Any hopes Brexit would be sorted this year are receding further into the distance with every new twist and there’s a strong chance the situation will have changed again by the time you read this, writes Allan Barber.
For obvious reasons I won’t make firm predictions about the likely outcome, because it’s impossible to predict which of several will eventuate, but it is possible to assess the long and short term risk factors for New Zealand exporters who must get on regardless with securing orders and satisfying customers.
Unsurprisingly it is hard to get too much information from the exporters about their shipping programmes for the Christmas chilled trade, because they are in the middle of negotiations with their key customers and they are also reluctant to upset them by disclosing confidential details in print.
Silver Fern Farms’ position remains much as was conveyed to suppliers at the beginning of the year; essentially no immediate disruption is expected with UK customs authorities accepting shipments which have EU documentation for six months after Brexit (whenever that might be). SFF’s latest position states “Given the continued high levels of political uncertainty surrounding the UK’s political dynamics, we are retaining a watching brief regards the UK market at an industry level and directly with our customers.”

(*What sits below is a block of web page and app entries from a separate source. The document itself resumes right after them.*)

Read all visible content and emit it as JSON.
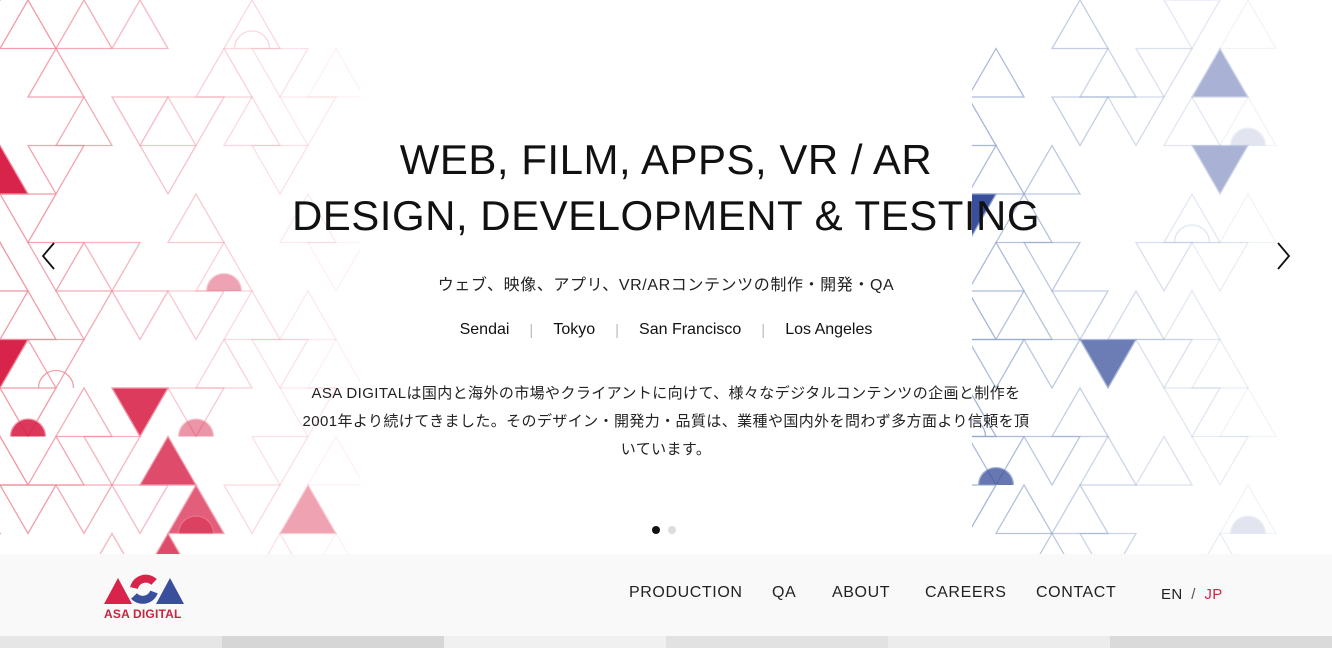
{
  "hero": {
    "headline_line1": "WEB, FILM, APPS, VR / AR",
    "headline_line2": "DESIGN, DEVELOPMENT & TESTING",
    "subtitle_jp": "ウェブ、映像、アプリ、VR/ARコンテンツの制作・開発・QA",
    "cities": [
      "Sendai",
      "Tokyo",
      "San Francisco",
      "Los Angeles"
    ],
    "separator": "|",
    "description": "ASA DIGITALは国内と海外の市場やクライアントに向けて、様々なデジタルコンテンツの企画と制作を2001年より続けてきました。そのデザイン・開発力・品質は、業種や国内外を問わず多方面より信頼を頂いています。",
    "slides_total": 2,
    "slide_active": 1
  },
  "nav": {
    "logo_text": "ASA DIGITAL",
    "items": [
      "PRODUCTION",
      "QA",
      "ABOUT",
      "CAREERS",
      "CONTACT"
    ],
    "lang_en": "EN",
    "lang_sep": "/",
    "lang_jp": "JP"
  },
  "colors": {
    "brand_red": "#d8234a",
    "brand_blue": "#3a4f9c",
    "pattern_pink": "#f08a9a",
    "pattern_blue": "#8ea3cc"
  },
  "icons": {
    "prev": "chevron-left-icon",
    "next": "chevron-right-icon"
  }
}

Rick Walker, ANZCO’s general manager sales and marketing, confirms it is currently business as usual for chilled shipment planning and access to the UK, with assurances the quota split will enable clearance of non-EU shipments into the UK through Felixstowe and London Gateway, the main ports for New Zealand origin containers. In the increasingly unlikely event of a no deal Brexit on 31 October, there is a possibility of delays as a result of resources being reallocated from those ports to handle problems at other entry points like Dover.
AFFCO’s group manager sales and marketing, Mark de Lautour, says it is a critical time for Christmas and Easter chilled contract negotiations. AFFCO is still in the initial stages of discussions, although retailers have indicated they will be placing orders and will expect New Zealand exporters to be ready to supply. That said, under the current unprecedented political conditions, retail customers appear naturally cautious to commit and will likely look to minimise their risk exposure where possible. In a similar fashion, company policy sees AFFCO actively looking to manage its own risk-exposure to commercial factors it can’t control, while at the same time maintaining strategic relationships. With overall lamb cut returns from Chinese buyers currently surging ahead of expected chilled lamb prices from the UK, there are options available if needed.
MIA chief executive Tim Ritchie makes the point NZ exporters will not want to walk away from the traditionally valuable UK chilled market, but will need to keep other options on the table as a risk management strategy. He also says it is far easier for UK retailers to make flexible arrangements than it is for NZ exporters who face a five week shipping time.
While there are concerns about the potential quota split, when Brexit finally happens, recent years haven’t seen shipments approaching the total access entitlement of 228,000 tonnes of sheepmeat or more than 50 percent of that figure to either the UK or rest of the EU. This is due to declining volumes here and relative prices obtainable elsewhere.
The impact of Brexit, whether now or at some point in the future, won’t necessarily be felt immediately because of the agreement on customs clearance. The main effect will become evident when large quantities of English, Welsh and Scottish lamb no longer have a ready EU customer base and will inevitably flood the UK market. Another concern will be the impact of Brexit combined with global trade conditions on the British and EU economies which may result in seriously reduced demand for imported products.
Had Brexit been a factor even three years ago, it is worth remembering trade with China wouldn’t have been sufficient to provide a viable alternative market. Therefore close attention needs to be paid to the sustainability of the trade with China from the crucial perspectives of continued access, competitors, and consequently price and volume. While there is understandable nervousness about the increasing proportion of New Zealand production being shipped to a single market, there are as yet no signs of that particular tap being suddenly turned off.
The growth of the Chinese middle class provides confidence demand will continue to increase for both sheepmeat and beef, but it will become much more important in the future for New Zealand exporters to understand the fast-changing dynamics and trends in the Chinese market. Finding the right distribution and retail partners is essential, as is total commitment to the use of social media and digital technology to connect the consumer to the New Zealand or individual company brand. Embracing new technology will build brand awareness and loyalty which will protect New Zealand against loss of market share to its competitors.
Whatever the immediate result of the Brexit negotiations – no deal, extension, general election, second referendum or an agreement – there’s no doubt it will be months if not years before we know the final outcome. Meantime trading relationships will be fraught with uncertainty and New Zealand exporters must make their own individual decisions on the level of risk they are willing to accept. We must keep our fingers crossed New Zealand’s relationship with China remains strong.